• SUPPLIED DATA
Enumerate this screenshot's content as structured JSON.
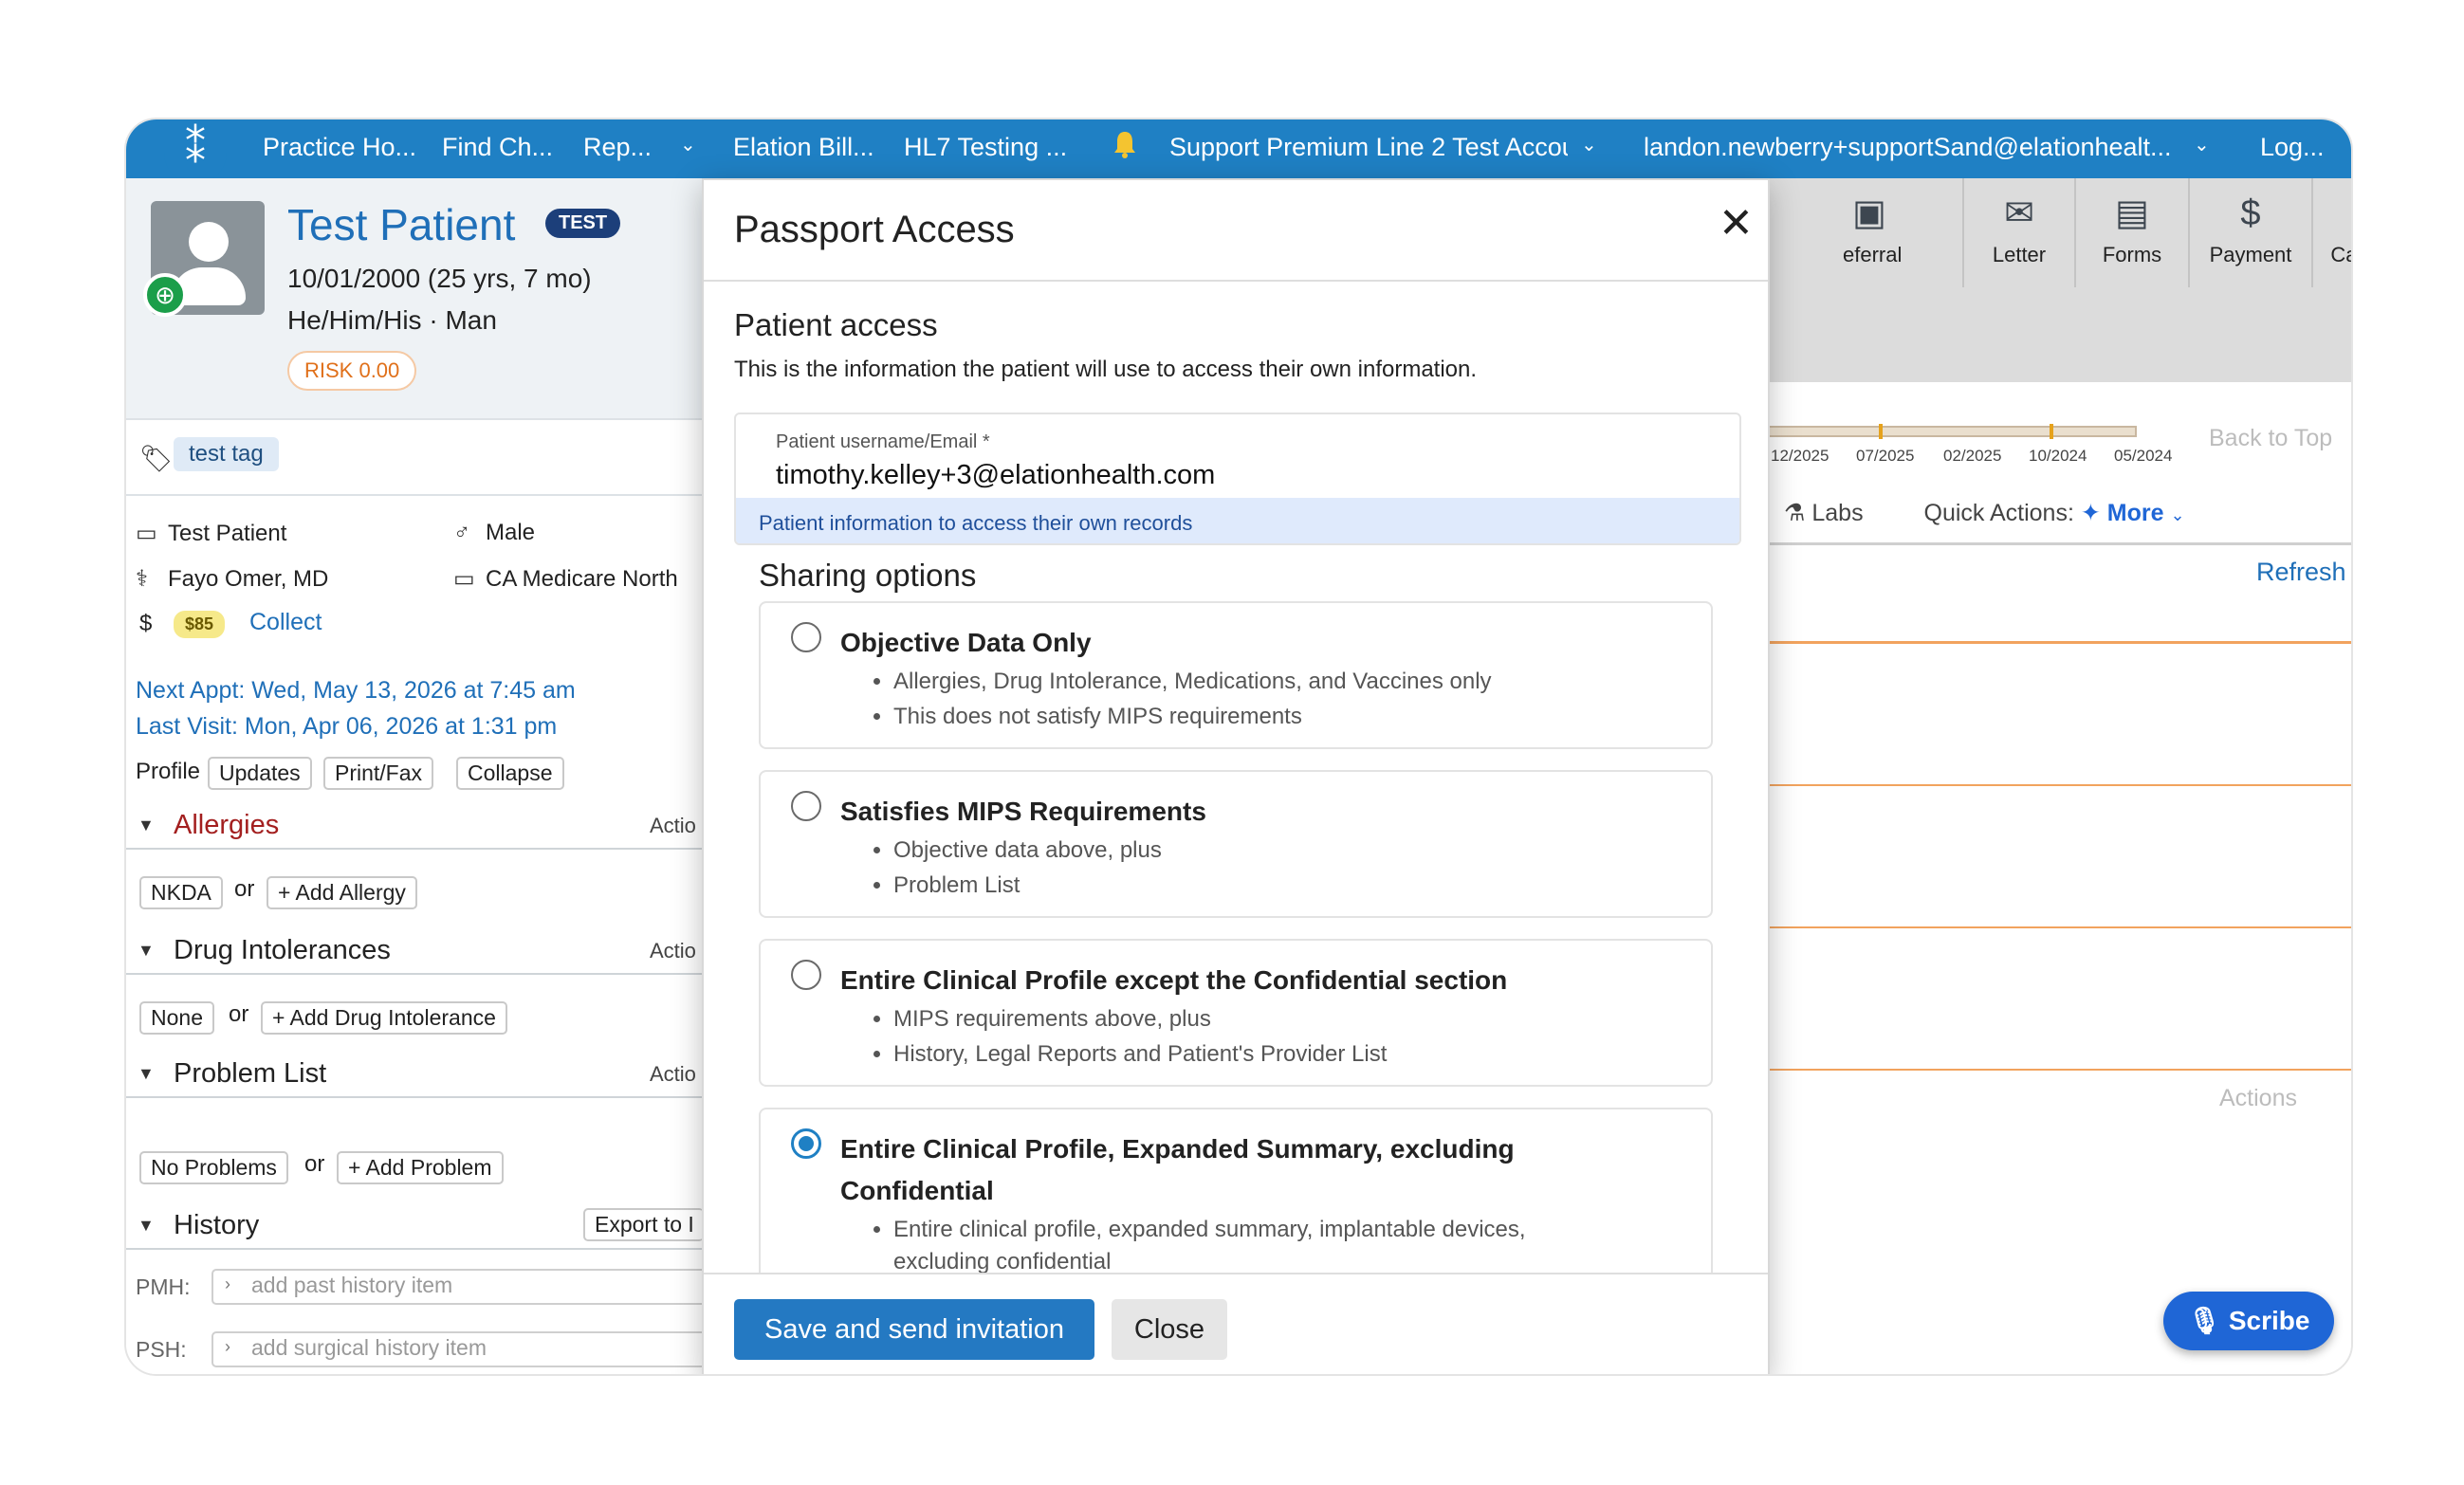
{
  "nav": {
    "items": [
      "Practice Ho...",
      "Find Ch...",
      "Rep...",
      "Elation Bill...",
      "HL7 Testing ...",
      "Support Premium Line 2 Test Accou",
      "landon.newberry+supportSand@elationhealt...",
      "Log..."
    ]
  },
  "patient": {
    "name": "Test Patient",
    "badge": "TEST",
    "dob": "10/01/2000 (25 yrs, 7 mo)",
    "pronouns": "He/Him/His · Man",
    "risk": "RISK 0.00",
    "tag": "test tag",
    "display_name": "Test Patient",
    "sex": "Male",
    "provider": "Fayo Omer, MD",
    "insurance": "CA Medicare North",
    "balance": "$85",
    "collect": "Collect",
    "next_appt": "Next Appt: Wed, May 13, 2026 at 7:45 am",
    "last_visit": "Last Visit: Mon, Apr 06, 2026 at 1:31 pm"
  },
  "profile": {
    "label": "Profile",
    "buttons": [
      "Updates",
      "Print/Fax",
      "Collapse"
    ]
  },
  "sections": {
    "allergies": {
      "title": "Allergies",
      "action": "Actio",
      "none_btn": "NKDA",
      "or": "or",
      "add_btn": "+ Add Allergy"
    },
    "intolerances": {
      "title": "Drug Intolerances",
      "action": "Actio",
      "none_btn": "None",
      "or": "or",
      "add_btn": "+ Add Drug Intolerance"
    },
    "problems": {
      "title": "Problem List",
      "action": "Actio",
      "none_btn": "No Problems",
      "or": "or",
      "add_btn": "+ Add Problem"
    },
    "history": {
      "title": "History",
      "export_btn": "Export to I",
      "pmh_label": "PMH:",
      "pmh_placeholder": "add past history item",
      "psh_label": "PSH:",
      "psh_placeholder": "add surgical history item"
    }
  },
  "toolbar": {
    "items": [
      "eferral",
      "Letter",
      "Forms",
      "Payment",
      "Care Team"
    ]
  },
  "timeline": {
    "labels": [
      "12/2025",
      "07/2025",
      "02/2025",
      "10/2024",
      "05/2024"
    ]
  },
  "right": {
    "back_to_top": "Back to Top",
    "labs": "Labs",
    "quick_actions": "Quick Actions:",
    "more": "More",
    "refresh": "Refresh",
    "actions": "Actions",
    "scribe": "Scribe"
  },
  "modal": {
    "title": "Passport Access",
    "section_title": "Patient access",
    "section_desc": "This is the information the patient will use to access their own information.",
    "field_label": "Patient username/Email *",
    "field_value": "timothy.kelley+3@elationhealth.com",
    "field_note": "Patient information to access their own records",
    "sharing_title": "Sharing options",
    "options": [
      {
        "title": "Objective Data Only",
        "bullets": [
          "Allergies, Drug Intolerance, Medications, and Vaccines only",
          "This does not satisfy MIPS requirements"
        ],
        "selected": false
      },
      {
        "title": "Satisfies MIPS Requirements",
        "bullets": [
          "Objective data above, plus",
          "Problem List"
        ],
        "selected": false
      },
      {
        "title": "Entire Clinical Profile except the Confidential section",
        "bullets": [
          "MIPS requirements above, plus",
          "History, Legal Reports and Patient's Provider List"
        ],
        "selected": false
      },
      {
        "title": "Entire Clinical Profile, Expanded Summary, excluding Confidential",
        "bullets": [
          "Entire clinical profile, expanded summary, implantable devices, excluding confidential"
        ],
        "selected": true
      }
    ],
    "save_button": "Save and send invitation",
    "close_button": "Close"
  },
  "colors": {
    "brand_blue": "#1f80c4",
    "link_blue": "#1f6fb8",
    "allergy_red": "#a31f1f",
    "risk_orange": "#e0701a",
    "panel_orange": "#f2a35e"
  }
}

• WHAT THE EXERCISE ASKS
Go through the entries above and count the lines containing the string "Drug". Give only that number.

• SOLUTION TO THIS PROBLEM
3